The Mad River Valley Recreation District hopes to improve mapping and signage for recreational trails throughout The Valley.

The recreation district is currently finishing its strategic plan, with SE Group, Burlington, being hired as consultants. On Thursday, at the Mad River Town Leadership Meeting, Luke Foley, a recreation district board member, spoke to the five select boards from the watershed about the next steps moving forward.

The Waitsfield, Warren and Fayston select boards each put in $15,000 toward the recreation district each year, which is used for small grants given to recreation stakeholders throughout the Mad River Valley. This year, in addition to the base $15,000, the recreation district is asking for $2,500 for trail maps and $6,000 from each town for a trail signage project.

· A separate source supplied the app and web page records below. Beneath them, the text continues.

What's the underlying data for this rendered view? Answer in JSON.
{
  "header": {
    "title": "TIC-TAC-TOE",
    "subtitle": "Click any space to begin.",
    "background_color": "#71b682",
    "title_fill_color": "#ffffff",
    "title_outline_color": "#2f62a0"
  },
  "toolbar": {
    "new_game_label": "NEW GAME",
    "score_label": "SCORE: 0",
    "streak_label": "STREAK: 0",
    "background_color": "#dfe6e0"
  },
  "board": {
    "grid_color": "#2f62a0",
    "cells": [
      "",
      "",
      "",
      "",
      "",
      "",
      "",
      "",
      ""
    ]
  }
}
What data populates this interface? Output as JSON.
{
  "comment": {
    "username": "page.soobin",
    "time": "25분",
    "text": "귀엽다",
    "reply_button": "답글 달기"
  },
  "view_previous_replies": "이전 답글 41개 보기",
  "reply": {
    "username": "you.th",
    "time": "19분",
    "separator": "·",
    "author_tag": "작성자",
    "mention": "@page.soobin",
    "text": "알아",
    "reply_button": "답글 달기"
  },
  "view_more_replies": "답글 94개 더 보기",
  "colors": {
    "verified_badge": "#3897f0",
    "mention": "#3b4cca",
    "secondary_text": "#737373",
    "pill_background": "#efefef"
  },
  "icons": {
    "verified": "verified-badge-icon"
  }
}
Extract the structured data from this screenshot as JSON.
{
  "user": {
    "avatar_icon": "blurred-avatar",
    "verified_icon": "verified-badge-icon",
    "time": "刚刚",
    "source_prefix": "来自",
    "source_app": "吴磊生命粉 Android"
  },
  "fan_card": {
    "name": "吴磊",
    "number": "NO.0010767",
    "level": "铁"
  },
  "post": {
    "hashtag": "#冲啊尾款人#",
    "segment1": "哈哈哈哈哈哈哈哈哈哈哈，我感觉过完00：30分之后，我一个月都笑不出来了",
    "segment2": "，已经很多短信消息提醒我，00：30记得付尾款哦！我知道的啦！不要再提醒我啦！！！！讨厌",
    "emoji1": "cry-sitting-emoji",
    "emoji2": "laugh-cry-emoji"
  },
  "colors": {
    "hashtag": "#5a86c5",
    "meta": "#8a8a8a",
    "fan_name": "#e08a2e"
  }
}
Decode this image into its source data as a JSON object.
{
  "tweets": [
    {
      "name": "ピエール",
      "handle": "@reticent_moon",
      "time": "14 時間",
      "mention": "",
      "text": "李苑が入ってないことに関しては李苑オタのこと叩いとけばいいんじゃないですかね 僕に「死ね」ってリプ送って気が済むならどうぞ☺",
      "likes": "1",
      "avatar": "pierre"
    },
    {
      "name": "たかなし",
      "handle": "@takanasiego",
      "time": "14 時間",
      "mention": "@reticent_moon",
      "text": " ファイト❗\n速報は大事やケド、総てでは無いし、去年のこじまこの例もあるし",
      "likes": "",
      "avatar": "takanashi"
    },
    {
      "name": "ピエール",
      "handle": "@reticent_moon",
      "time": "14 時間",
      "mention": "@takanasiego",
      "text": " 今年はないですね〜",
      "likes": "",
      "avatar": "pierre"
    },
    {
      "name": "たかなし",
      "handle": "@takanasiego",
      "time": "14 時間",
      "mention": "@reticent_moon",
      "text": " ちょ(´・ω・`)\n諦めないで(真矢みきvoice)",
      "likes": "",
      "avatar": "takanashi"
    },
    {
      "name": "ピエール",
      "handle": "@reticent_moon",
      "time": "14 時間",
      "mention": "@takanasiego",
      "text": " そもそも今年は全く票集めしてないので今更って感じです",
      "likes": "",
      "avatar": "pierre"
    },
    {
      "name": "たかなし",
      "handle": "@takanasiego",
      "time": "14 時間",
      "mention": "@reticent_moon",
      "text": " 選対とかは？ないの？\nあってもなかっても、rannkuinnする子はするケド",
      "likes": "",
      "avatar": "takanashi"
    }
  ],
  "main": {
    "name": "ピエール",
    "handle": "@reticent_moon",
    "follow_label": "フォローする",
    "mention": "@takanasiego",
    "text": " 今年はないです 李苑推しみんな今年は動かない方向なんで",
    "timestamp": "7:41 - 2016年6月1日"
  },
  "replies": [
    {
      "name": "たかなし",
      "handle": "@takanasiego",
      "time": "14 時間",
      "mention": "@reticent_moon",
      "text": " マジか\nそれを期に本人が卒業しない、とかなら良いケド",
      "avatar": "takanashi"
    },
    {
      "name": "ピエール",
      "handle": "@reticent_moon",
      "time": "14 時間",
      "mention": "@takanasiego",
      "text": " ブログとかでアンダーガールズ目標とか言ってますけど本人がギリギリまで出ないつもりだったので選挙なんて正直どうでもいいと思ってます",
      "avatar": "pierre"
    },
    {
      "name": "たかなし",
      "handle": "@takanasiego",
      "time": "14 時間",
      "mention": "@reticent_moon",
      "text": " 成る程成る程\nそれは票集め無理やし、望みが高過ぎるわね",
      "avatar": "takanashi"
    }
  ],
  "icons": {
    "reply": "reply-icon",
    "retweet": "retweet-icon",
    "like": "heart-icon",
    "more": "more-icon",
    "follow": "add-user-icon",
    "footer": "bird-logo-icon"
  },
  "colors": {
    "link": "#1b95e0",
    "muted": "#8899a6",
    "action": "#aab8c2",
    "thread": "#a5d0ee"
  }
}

During the recreation district’s presentation, select board members were told that maps and signage will give visitors greater access and knowledge of the area so they can enjoy all of the recreational assets that The Valley’s community members already know exist.

With the money for new maps, the recreation district will fund new kiosks to place on the trails where visitors can go for information.

“So that when you get a map it has the same logo, it has the same feel to it. You can identify how it all connects, who is responsible for the maintenance of all these [trails], when they are open,” Foley said.

This could help The Valley become competitive with the Kingdom Trails in Burke and Killington, Foley said.

Warren Select Board member Bob Ackland asked Foley and the recreation district members in the audience why they did not ask for money intended for maintenance, as that is one concern he has heard about personally.

Rebecca Baruzzi, chair of the recreation district, said that mapping and signage is an initial step to improve the trail network but said that the group will certainly ask for maintenance money in the future. Baruzzi also noted that the recreation district does not want to burden The Valley’s taxpayers by asking for too much in one year.

In the future, Foley said, the recreation district will look to add a staffed position. He compared the total amount of money that is spent on recreation in Stowe, Waterbury and Bristol per person to that of the Mad River Valley.

Stowe spends $111 per taxpayer on recreation; Waterbury and Bristol spend $65 and $64, respectively; and the Mad River Valley spends $9, according to the recreation district’s presentation.

Foley said that he realizes that the Mad River Valley’s residents do not want to live in “a Stowe” or “a Killington”; however, those areas are The Valley’s competitors.

Drew Pollak, from SE Group, said that volunteer groups in The Valley take on a lot of the work that those departments do, and it is because of those groups that recreational assets have thrived, but they have lacked a cohesive vision and that is where a staffed recreation director could be helpful.

“The facilities are great, but what you’ll see here in The Valley is that things were built, things were designed, but they weren’t necessarily planned with a cohesive, consistent person orchestrating it,” Pollak said.

Ed Read, of the Fayston Select Board, asked why the recreation district did not simply ask for a staff member this year. Foley said that a staff member would cost much more than the map and signage and the district wanted to ensure that there is community support for a staff person.

However, in the interim, the recreation district wants to take on specific projects. This year they have chosen The Valley’s trail system.

Paul Hartshorn, chair of the Waitsfield Select Board, said that he believes the additional money is ambitious considering how much money the taxpayers have already put toward the recreation district’s purchase of Mad River Park.

“It looks to me that nobody’s thinking about how much it’s costing all of the taxpayers for all of this,” Hartshorn said.

“I really appreciate Paul’s natural skepticism of spending money, but I do really feel strongly that the public investment of really very modest dollars has an enormous return to our economy,” said Jared Cadwell, of the Fayston Select Board, just before endorsing the expenditure.